Tale of the tape
Written by Simon Austin — July 31, 2017
JODIE TAYLOR’S previously invisible aid was revealed as she rolled down her socks following another match-winning performance at the Women’s Euros.
A bright red strip could be seen stretching halfway up the striker’s right calf as she celebrated with her team-mates. Other England players have sported this tape too: Fara Williams on her quads and Toni Duggan on her hamstrings.
Fans may be perplexed by the sight of bright tracks adorning the skin of their favourite stars, but pro athletes and physios will be well aware of what it is. Kineseology tape (K tape for short) is used in sports from tennis to synchro swimming and Gareth Bale says it "gives you confidence that you can carry on running without getting injured”.
Dr Kenzo Kase invented it back in the early 1970s. The Japanese chiropractor wanted to get elderly patients’ joints in position while still allowing a range of movement (kinesiology is the study of the mechanics of body movement) and found existing tapes too rigid and irritating.
"There is something to this that good practitioners cannot ignore"
After years of trials and tests, he came up with a lightweight, hypoallergenic material that provided support, allowed a range of movement and didn't rouse rashes. That cotton product has now evolved into the modern gold standard manufactured by Surrey firm Toropro.
Their tape is water and sweat resistant; breathable and hypoallergenic; synthetic and strong; and has the same weight and thickness as human skin. The tape is used to aid support of the joints and align muscles, but there is now a belief it could aid pain relief and ease swelling too, by affecting the receptors of the skin and lifting the dermis to allow increased blood flow.
Dr Marie-Elaine Grant, the Irish Olympic team’s lead physio for 20 years and now physio to the IOC Medical Commission, admits: “K tape has taken the world by storm”.
When it first came to international prominence, at the 2008 Beijing Olympics, K tape appeared to be a colourful fashion accessory, but Grant says there seem to be strong medical benefits to it too.
“Athletes continue to use it and request it, so there is something to this that good practitioners cannot ignore,” she told the BJSM podcast.
“Because it effects the organ of the skin, the tape helps to relieve pain and helps to effect the homeostasis of blood flow and lymph. In such cases we are going to get alterations in blood flow where you get a contusion or haematoma.
“By applying this light tape these haematomas seem to resolve quicker. There are studies out there looking at resolution of superficial injury which look promising.
“Why and how it helps to do this we are still not sure. K tape is very light and soft and addresses the dermis of the skin, where we have a lot of sensory receptors. There is some theory that it might be affecting these receptors and in some case muscle activity.”
Grant wants further research into the reasons why K tape achieves these benefits - something Suzanne Bowen, the founder of Toropro, backs too.

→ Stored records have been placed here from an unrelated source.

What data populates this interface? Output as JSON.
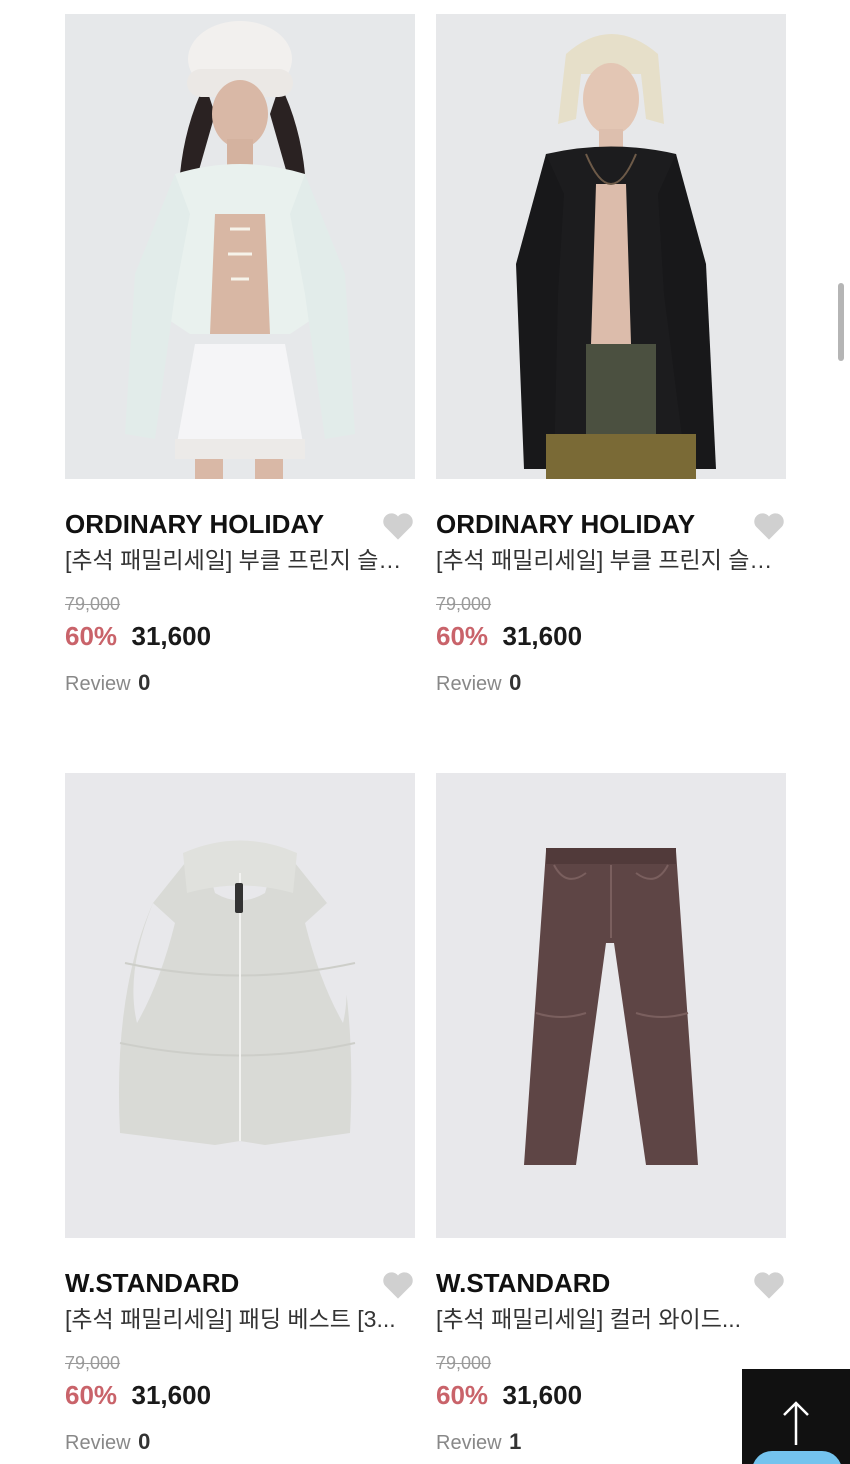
{
  "products": [
    {
      "brand": "ORDINARY HOLIDAY",
      "name": "[추석 패밀리세일] 부클 프린지 슬림...",
      "original_price": "79,000",
      "discount": "60%",
      "price": "31,600",
      "review_label": "Review",
      "review_count": "0",
      "image": "white-cardigan-model"
    },
    {
      "brand": "ORDINARY HOLIDAY",
      "name": "[추석 패밀리세일] 부클 프린지 슬림...",
      "original_price": "79,000",
      "discount": "60%",
      "price": "31,600",
      "review_label": "Review",
      "review_count": "0",
      "image": "black-cardigan-model"
    },
    {
      "brand": "W.STANDARD",
      "name": "[추석 패밀리세일] 패딩 베스트 [3...",
      "original_price": "79,000",
      "discount": "60%",
      "price": "31,600",
      "review_label": "Review",
      "review_count": "0",
      "image": "padded-vest"
    },
    {
      "brand": "W.STANDARD",
      "name": "[추석 패밀리세일] 컬러 와이드...",
      "original_price": "79,000",
      "discount": "60%",
      "price": "31,600",
      "review_label": "Review",
      "review_count": "1",
      "image": "brown-wide-jeans"
    }
  ],
  "colors": {
    "discount": "#c9636a",
    "heart": "#d0d0d0",
    "thumb_bg": "#e9e9ec",
    "top_button_bg": "#111111",
    "chat_accent": "#74c3ee"
  },
  "icons": {
    "wishlist": "heart-icon",
    "scroll_top": "arrow-up-icon"
  }
}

The former Aldershot Town and Fulham Ladies physio set up the company three years ago after becoming disappointed with the existing tapes on the market. Now Toropro supplies athletes from a range of sports, as well as football clubs including Chelsea, Stoke City and the England Women’s team.
“I had triathletes and synchronised swimmers as clients and the tape wasn’t working in the water and some of them were also allergic to it,” she told TGG.
“We started trying out different materials and adhesives until we came up with the tape you see today. It can last for eight hours in a swimming pool without coming off and only holds 10% of its weight in water, compared to 25% for other tapes. It’s robust but extremely comfortable as well.”
K tape may appear a simple product - and is relatively inexpensive (Toropro tape costs £13 for a 5 metre roll) - but not just anyone can apply it.
“Technique is absolutely crucial to a successful taping appliance,” Grant says. Johnny Wilson, the Head of Sports Medicine at Notts County, has been on a kinesiology taping course and regularly applies it to players before training and matches.
“The course covered how to apply the tape and the science behind it,” Wilson told TGG. “Preparation of the skin is important, as is the tension you apply. You lengthen the muscle as you apply the tape and the tension lifts the epidermis.
“I only use tape when players request it – mainly for hamstring pain or tightness – and the players who use it certainly get a psychological benefit.”
Whatever your thoughts on it, K tape certainly seems to be here to stay.